Filter these records by the string "impresión", copying each line that holds it.

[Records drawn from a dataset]
□ □ □

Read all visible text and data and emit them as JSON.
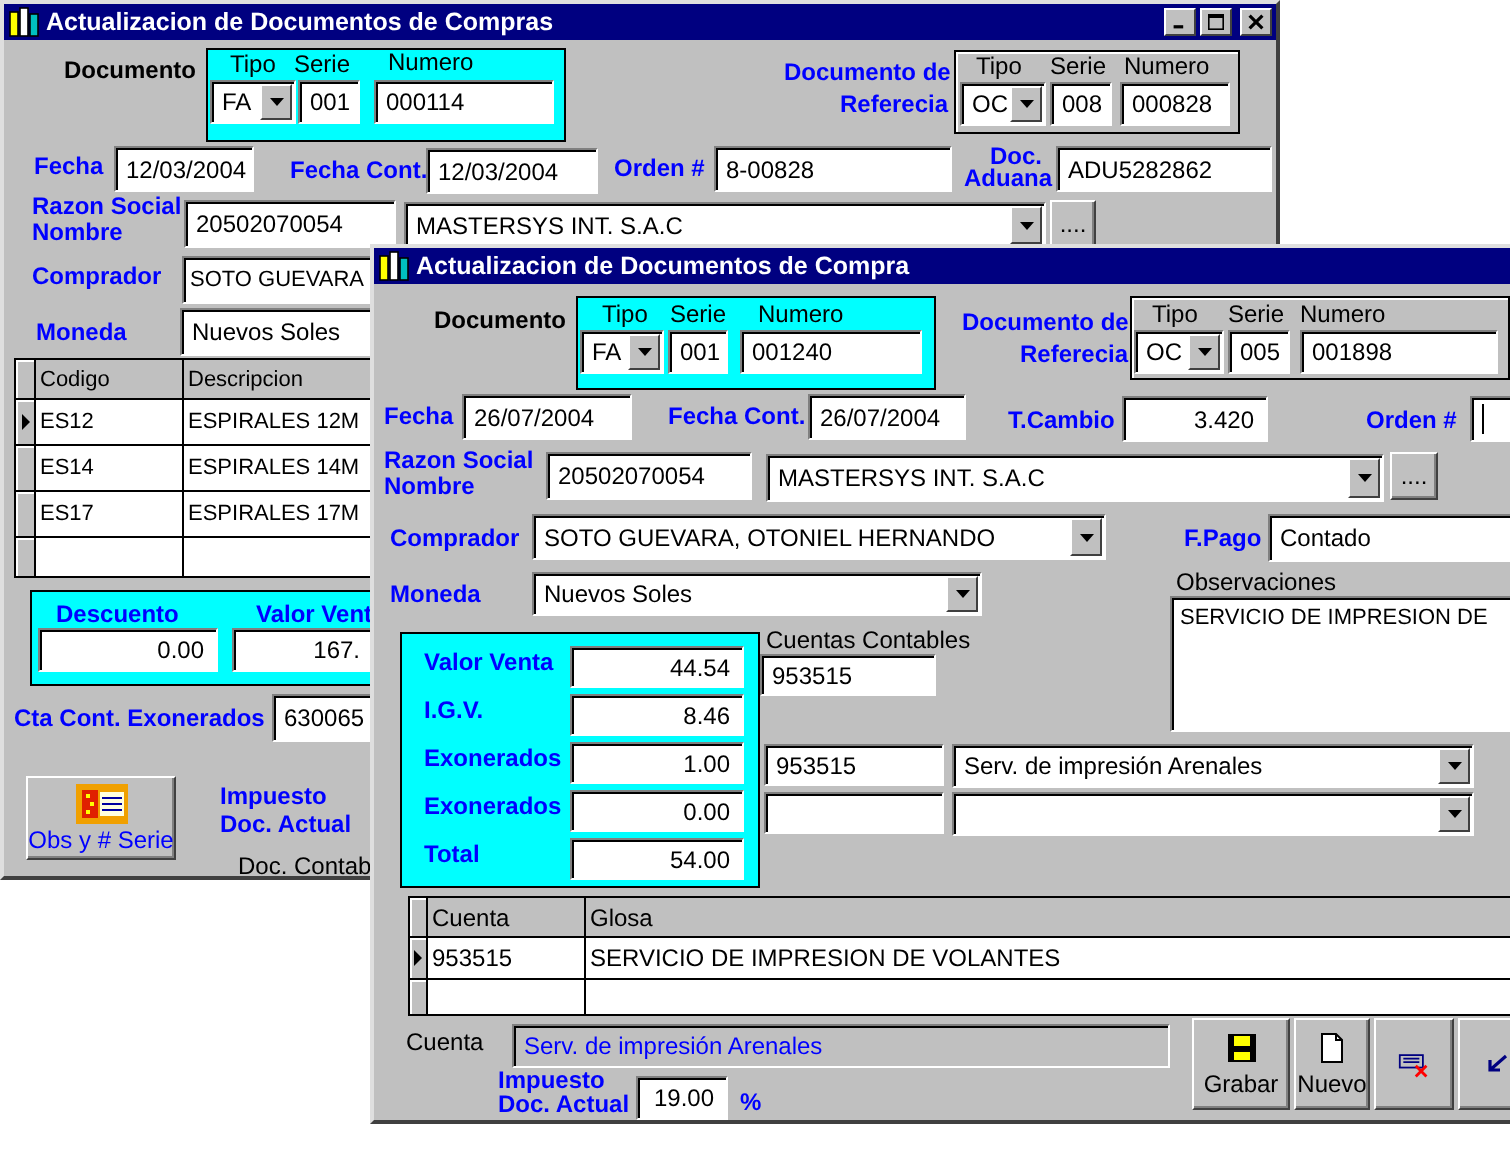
{
  "back_window": {
    "title": "Actualizacion de Documentos de Compras",
    "document": {
      "label": "Documento",
      "tipo_label": "Tipo",
      "serie_label": "Serie",
      "numero_label": "Numero",
      "tipo": "FA",
      "serie": "001",
      "numero": "000114"
    },
    "reference": {
      "label_1": "Documento de",
      "label_2": "Referecia",
      "tipo_label": "Tipo",
      "serie_label": "Serie",
      "numero_label": "Numero",
      "tipo": "OC",
      "serie": "008",
      "numero": "000828"
    },
    "fecha": {
      "label": "Fecha",
      "value": "12/03/2004"
    },
    "fecha_cont": {
      "label": "Fecha Cont.",
      "value": "12/03/2004"
    },
    "orden": {
      "label": "Orden #",
      "value": "8-00828"
    },
    "doc_aduana": {
      "label_1": "Doc.",
      "label_2": "Aduana",
      "value": "ADU5282862"
    },
    "razon_social": {
      "label_1": "Razon Social",
      "label_2": "Nombre",
      "ruc": "20502070054",
      "name": "MASTERSYS  INT.  S.A.C",
      "button": "...."
    },
    "comprador": {
      "label": "Comprador",
      "value": "SOTO GUEVARA"
    },
    "moneda": {
      "label": "Moneda",
      "value": "Nuevos Soles"
    },
    "grid": {
      "columns": [
        "Codigo",
        "Descripcion"
      ],
      "rows": [
        {
          "cells": [
            "ES12",
            "ESPIRALES 12M"
          ],
          "selected": true
        },
        {
          "cells": [
            "ES14",
            "ESPIRALES 14M"
          ],
          "selected": false
        },
        {
          "cells": [
            "ES17",
            "ESPIRALES  17M"
          ],
          "selected": false
        },
        {
          "cells": [],
          "selected": false
        }
      ]
    },
    "descuento": {
      "label": "Descuento",
      "value": "0.00"
    },
    "valor_venta": {
      "label": "Valor Vent",
      "value": "167."
    },
    "cta_exonerados": {
      "label": "Cta Cont. Exonerados",
      "value": "630065"
    },
    "obs_button": "Obs y # Serie",
    "impuesto": {
      "label_1": "Impuesto",
      "label_2": "Doc. Actual"
    },
    "doc_contab": "Doc. Contab"
  },
  "front_window": {
    "title": "Actualizacion de Documentos de Compra",
    "document": {
      "label": "Documento",
      "tipo_label": "Tipo",
      "serie_label": "Serie",
      "numero_label": "Numero",
      "tipo": "FA",
      "serie": "001",
      "numero": "001240"
    },
    "reference": {
      "label_1": "Documento de",
      "label_2": "Referecia",
      "tipo_label": "Tipo",
      "serie_label": "Serie",
      "numero_label": "Numero",
      "tipo": "OC",
      "serie": "005",
      "numero": "001898"
    },
    "fecha": {
      "label": "Fecha",
      "value": "26/07/2004"
    },
    "fecha_cont": {
      "label": "Fecha Cont.",
      "value": "26/07/2004"
    },
    "t_cambio": {
      "label": "T.Cambio",
      "value": "3.420"
    },
    "orden": {
      "label": "Orden #",
      "focused": true
    },
    "razon_social": {
      "label_1": "Razon Social",
      "label_2": "Nombre",
      "ruc": "20502070054",
      "name": "MASTERSYS  INT.  S.A.C",
      "button": "...."
    },
    "comprador": {
      "label": "Comprador",
      "value": "SOTO GUEVARA, OTONIEL HERNANDO"
    },
    "f_pago": {
      "label": "F.Pago",
      "value": "Contado"
    },
    "moneda": {
      "label": "Moneda",
      "value": "Nuevos Soles"
    },
    "observaciones": {
      "label": "Observaciones",
      "value": "SERVICIO DE IMPRESION DE"
    },
    "totals": [
      {
        "label": "Valor Venta",
        "value": "44.54"
      },
      {
        "label": "I.G.V.",
        "value": "8.46"
      },
      {
        "label": "Exonerados",
        "value": "1.00"
      },
      {
        "label": "Exonerados",
        "value": "0.00"
      },
      {
        "label": "Total",
        "value": "54.00"
      }
    ],
    "cuentas_contables": {
      "label": "Cuentas Contables",
      "value": "953515",
      "lines": [
        {
          "account": "953515",
          "description": "Serv. de impresión Arenales"
        }
      ]
    },
    "grid": {
      "columns": [
        "Cuenta",
        "Glosa"
      ],
      "rows": [
        {
          "cells": [
            "953515",
            "SERVICIO DE IMPRESION DE VOLANTES"
          ],
          "selected": true
        },
        {
          "cells": [],
          "selected": false
        }
      ]
    },
    "cuenta": {
      "label": "Cuenta",
      "value": "Serv. de impresión Arenales"
    },
    "impuesto": {
      "label_1": "Impuesto",
      "label_2": "Doc. Actual",
      "value": "19.00",
      "unit": "%"
    },
    "buttons": [
      {
        "kind": "save",
        "label": "Grabar"
      },
      {
        "kind": "new",
        "label": "Nuevo"
      },
      {
        "kind": "delete"
      },
      {
        "kind": "back"
      }
    ]
  }
}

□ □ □

**Written answer**
          "description": "Serv. de impresión Arenales"
      "value": "Serv. de impresión Arenales"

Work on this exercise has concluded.